With the comment period ending in mid-November, the produce industry has weighed in on the proposed Food and Drug Administration rules commonly called the produce safety and preventive control rules. 

This input, led by national, regional and commodity trade associations, should help the FDA construct risk-based regulations that help the food supply become safer while not unnecessarily adding costs.

In general, produce associations are sounding alarm over the FDA’s so-called “one-size-fits-all” approach to diverse fresh produce growing operations.

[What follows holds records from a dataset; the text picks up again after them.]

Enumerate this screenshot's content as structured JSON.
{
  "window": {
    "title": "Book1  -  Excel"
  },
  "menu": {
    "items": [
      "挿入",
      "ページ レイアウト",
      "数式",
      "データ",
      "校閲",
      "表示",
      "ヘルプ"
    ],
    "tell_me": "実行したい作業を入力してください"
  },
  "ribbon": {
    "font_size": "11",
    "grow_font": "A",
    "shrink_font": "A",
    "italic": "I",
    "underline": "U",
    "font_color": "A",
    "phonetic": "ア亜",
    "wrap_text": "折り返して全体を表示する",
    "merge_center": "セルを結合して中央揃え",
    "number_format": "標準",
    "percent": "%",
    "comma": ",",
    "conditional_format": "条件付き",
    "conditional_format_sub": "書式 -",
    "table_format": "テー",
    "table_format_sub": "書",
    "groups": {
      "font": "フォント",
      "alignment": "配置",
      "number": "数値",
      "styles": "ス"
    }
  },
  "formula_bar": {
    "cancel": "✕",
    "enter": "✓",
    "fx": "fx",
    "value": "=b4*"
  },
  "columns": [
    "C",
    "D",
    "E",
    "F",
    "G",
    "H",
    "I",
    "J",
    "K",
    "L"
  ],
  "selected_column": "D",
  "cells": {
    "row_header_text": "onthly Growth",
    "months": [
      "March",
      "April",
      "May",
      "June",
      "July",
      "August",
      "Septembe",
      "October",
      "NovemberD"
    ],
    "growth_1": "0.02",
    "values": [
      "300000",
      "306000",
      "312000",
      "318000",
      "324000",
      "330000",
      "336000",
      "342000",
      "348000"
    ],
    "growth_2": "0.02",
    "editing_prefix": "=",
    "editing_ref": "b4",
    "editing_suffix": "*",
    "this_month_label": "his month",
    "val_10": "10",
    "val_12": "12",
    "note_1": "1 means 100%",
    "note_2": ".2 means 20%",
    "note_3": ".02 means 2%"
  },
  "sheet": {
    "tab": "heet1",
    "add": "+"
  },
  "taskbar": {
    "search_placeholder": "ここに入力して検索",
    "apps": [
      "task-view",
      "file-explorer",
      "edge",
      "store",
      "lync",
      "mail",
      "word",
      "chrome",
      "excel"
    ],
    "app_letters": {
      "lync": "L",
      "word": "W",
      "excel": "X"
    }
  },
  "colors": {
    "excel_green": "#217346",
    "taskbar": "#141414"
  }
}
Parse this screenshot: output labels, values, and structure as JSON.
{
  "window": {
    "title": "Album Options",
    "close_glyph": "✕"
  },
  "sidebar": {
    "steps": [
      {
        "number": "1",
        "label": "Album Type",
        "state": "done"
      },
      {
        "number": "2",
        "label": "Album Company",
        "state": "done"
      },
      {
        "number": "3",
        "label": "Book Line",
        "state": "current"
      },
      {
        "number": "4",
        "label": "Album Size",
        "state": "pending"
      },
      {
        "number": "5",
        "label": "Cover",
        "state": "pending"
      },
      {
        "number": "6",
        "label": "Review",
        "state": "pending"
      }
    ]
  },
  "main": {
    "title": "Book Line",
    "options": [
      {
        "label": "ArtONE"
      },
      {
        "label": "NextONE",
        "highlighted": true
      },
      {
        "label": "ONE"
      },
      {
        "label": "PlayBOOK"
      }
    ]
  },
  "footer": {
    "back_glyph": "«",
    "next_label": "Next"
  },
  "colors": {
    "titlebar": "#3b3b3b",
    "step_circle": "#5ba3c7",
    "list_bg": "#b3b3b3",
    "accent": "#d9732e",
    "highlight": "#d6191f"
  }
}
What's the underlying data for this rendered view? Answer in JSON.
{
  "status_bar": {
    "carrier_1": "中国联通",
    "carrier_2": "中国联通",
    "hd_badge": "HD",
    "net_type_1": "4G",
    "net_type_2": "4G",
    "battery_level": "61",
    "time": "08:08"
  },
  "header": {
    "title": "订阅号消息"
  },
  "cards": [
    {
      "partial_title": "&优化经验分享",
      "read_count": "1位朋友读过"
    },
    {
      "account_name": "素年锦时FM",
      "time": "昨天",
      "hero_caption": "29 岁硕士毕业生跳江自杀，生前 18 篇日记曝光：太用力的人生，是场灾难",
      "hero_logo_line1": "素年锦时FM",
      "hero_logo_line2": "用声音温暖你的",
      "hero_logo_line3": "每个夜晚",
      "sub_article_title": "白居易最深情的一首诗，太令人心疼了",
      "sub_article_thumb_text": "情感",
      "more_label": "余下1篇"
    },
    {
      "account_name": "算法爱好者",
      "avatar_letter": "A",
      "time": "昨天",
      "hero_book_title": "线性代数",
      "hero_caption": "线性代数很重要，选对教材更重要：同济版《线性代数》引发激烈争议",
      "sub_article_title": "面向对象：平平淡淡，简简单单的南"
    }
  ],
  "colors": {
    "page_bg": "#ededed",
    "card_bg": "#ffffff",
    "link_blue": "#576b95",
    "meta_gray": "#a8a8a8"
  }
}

At the same time objecting to “one size fits all,” various industry comments don’t like exemptions from the regulations based on size of operation or whether the item is rarely consumed raw.

Comments from various associations ask FDA to require growers to manage the risks identified in the Produce Safety Rule, but to move all quantitative metrics to accompanying guidance documents.

Produce association comments also state that the FDA’s designation of “farm mixed-type facility” may burden packinghouses that pack and hold raw, intact fresh produce with regulations that better apply to food processing facilities.

Small farmers and consumer advocacy groups will have other points of emphasis for the FDA. In fact, some of the recommendations from the industry may be opposite to what others would want the agency to do.

The FDA’s task to sort out the competing agendas will be difficult, but the industry’s input on keeping the regulations flexible and appropriate for risk should be heeded as the FDA moves forward.